Thanksgiving gives us the opportunity to pause, sit down, and reflect on what we are thankful for. Every Thanksgiving, like many of you, my family has a tradition of going around the table to say what we’re grateful for. (Me? I’m most thankful when someone else does the cooking.) I know it’s a little cliché, but it’s a sweet ritual and I look forward to hearing what the boys come up with each year. It also reminds me that I should be practicing gratitude more often—not just when I’m shoveling another bite of stuffing into my mouth.
Because between diaper changes and shuttling the boys to school and sports practices, the days can feel like a blur. And I’m not exactly thinking,” I am so grateful for this moment.” No. I’m usually thinking, “Oh crap—I’m late, I suck at this mom thing, or what time exactly is too early for a glass of wine?”
Gratitude really is good for us, though. Research shows that it can lower blood pressure, improve sleep, boost our immune function and reduce our risk for depression. In a recent study, they even found that the simple act of writing gratitude letters—regardless of whether they’re sent—can even improve mental health by shifting our thoughts away from negative, toxic emotions.
It’s incredible that such a simple act can cause such a huge shift in attitude. It made me curious about other easy ways to weave gratitude into our daily lives, so I did a little digging and found these four science-backed tricks. Here’s to hoping I can turn them into habits that last long after Thanksgiving is over.
Keep a gratitude journal
Writing down a list of good events at the end of each day—and why they made us happy— lowers stress and makes us feel more calm, according to a study in the Journal of Personality and Social Psychology. I’ve never been great at journaling, so I love that I stumbled across The Five-Minute Journal. Each page prompts you with simple questions like, “What would make today great?” and “I am grateful for…” in the morning, and then “3 amazing things that made today great” at night, with a couple of lines to fill in for each. It’s organized and makes the practice feel really manageable.
Say “thank you”
Another study of married couples found that regular “thank you’s” act as a relationship protector when arguments flare. Feeling appreciated and valued strengthens your bond. And it turns out the more you say it, the more ingrained it gets and the more often you’ll do it. I’ve also found that it makes it easier for me to focus on all the good things Jared is doing, rather than dwelling on the fact that he forgot to put the effing toilet seat down (again).
Be here now
Just 10 minutes of daily meditation can improve our mood and prevent “mind wandering” that can leads to anxiety, according to a 2017 study. Being “present” is an ongoing challenge for me, so I’m a big fan of the Headspace app. You can get the basics for free or pay a subscription fee for guided and non-guided meditation options. They even offer themed sessions on everything from focus and compassion to kids and sleep.
Volunteering can improve our physical health, life satisfaction, happiness and self-esteem, according to research in BMC Public Health. Whether it’s school fundraisers or advocating for Out Youth, working with others to better our community always gives me a new perspective and makes me feel a renewed sense of gratitude.

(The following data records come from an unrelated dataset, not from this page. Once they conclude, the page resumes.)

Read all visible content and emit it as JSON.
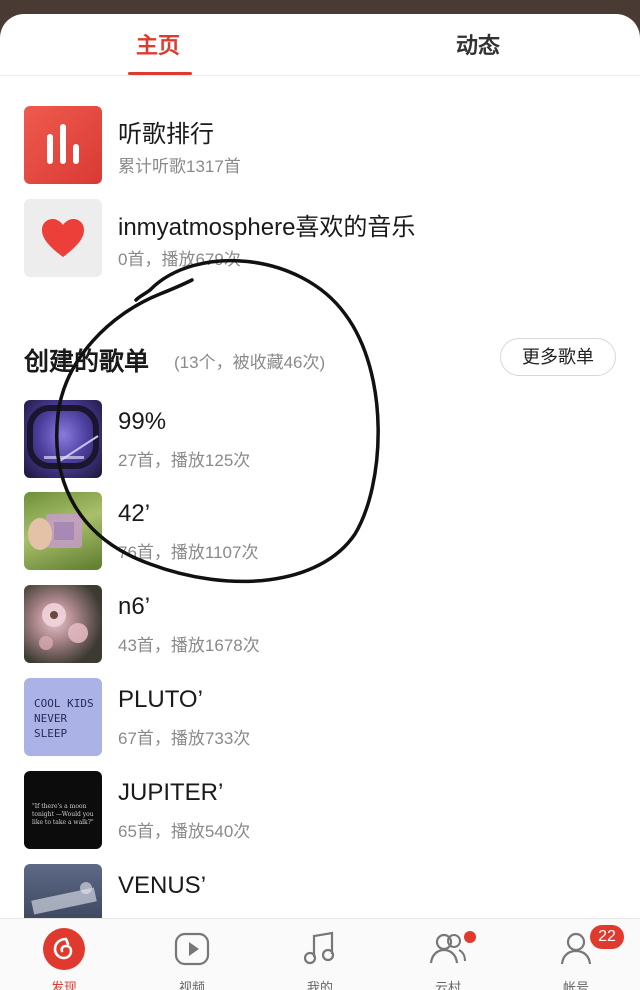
{
  "tabs": [
    {
      "label": "主页",
      "active": true
    },
    {
      "label": "动态",
      "active": false
    }
  ],
  "accent_color": "#e03a2f",
  "top_items": [
    {
      "title": "听歌排行",
      "subtitle": "累计听歌1317首",
      "icon": "bar-chart-icon"
    },
    {
      "title": "inmyatmosphere喜欢的音乐",
      "subtitle": "0首，播放679次",
      "icon": "heart-icon"
    }
  ],
  "section": {
    "title": "创建的歌单",
    "meta": "(13个，被收藏46次)",
    "more_label": "更多歌单"
  },
  "playlists": [
    {
      "title": "99%",
      "subtitle": "27首，播放125次"
    },
    {
      "title": "42’",
      "subtitle": "76首，播放1107次"
    },
    {
      "title": "n6’",
      "subtitle": "43首，播放1678次"
    },
    {
      "title": "PLUTO’",
      "subtitle": "67首，播放733次",
      "cover_text": "COOL KIDS NEVER SLEEP"
    },
    {
      "title": "JUPITER’",
      "subtitle": "65首，播放540次",
      "cover_text": "\"If there's a moon tonight —Would you like to take a walk?\""
    },
    {
      "title": "VENUS’",
      "subtitle": ""
    }
  ],
  "bottom_nav": [
    {
      "label": "发现",
      "icon": "netease-logo-icon",
      "active": true
    },
    {
      "label": "视频",
      "icon": "video-play-icon",
      "active": false
    },
    {
      "label": "我的",
      "icon": "music-note-icon",
      "active": false
    },
    {
      "label": "云村",
      "icon": "people-icon",
      "active": false,
      "dot": true
    },
    {
      "label": "帐号",
      "icon": "user-icon",
      "active": false,
      "badge": "22"
    }
  ]
}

So in this new spirit, THANK YOU all for reading, and I’d love to hear how you practice gratitude in the comments below. I appreciate you!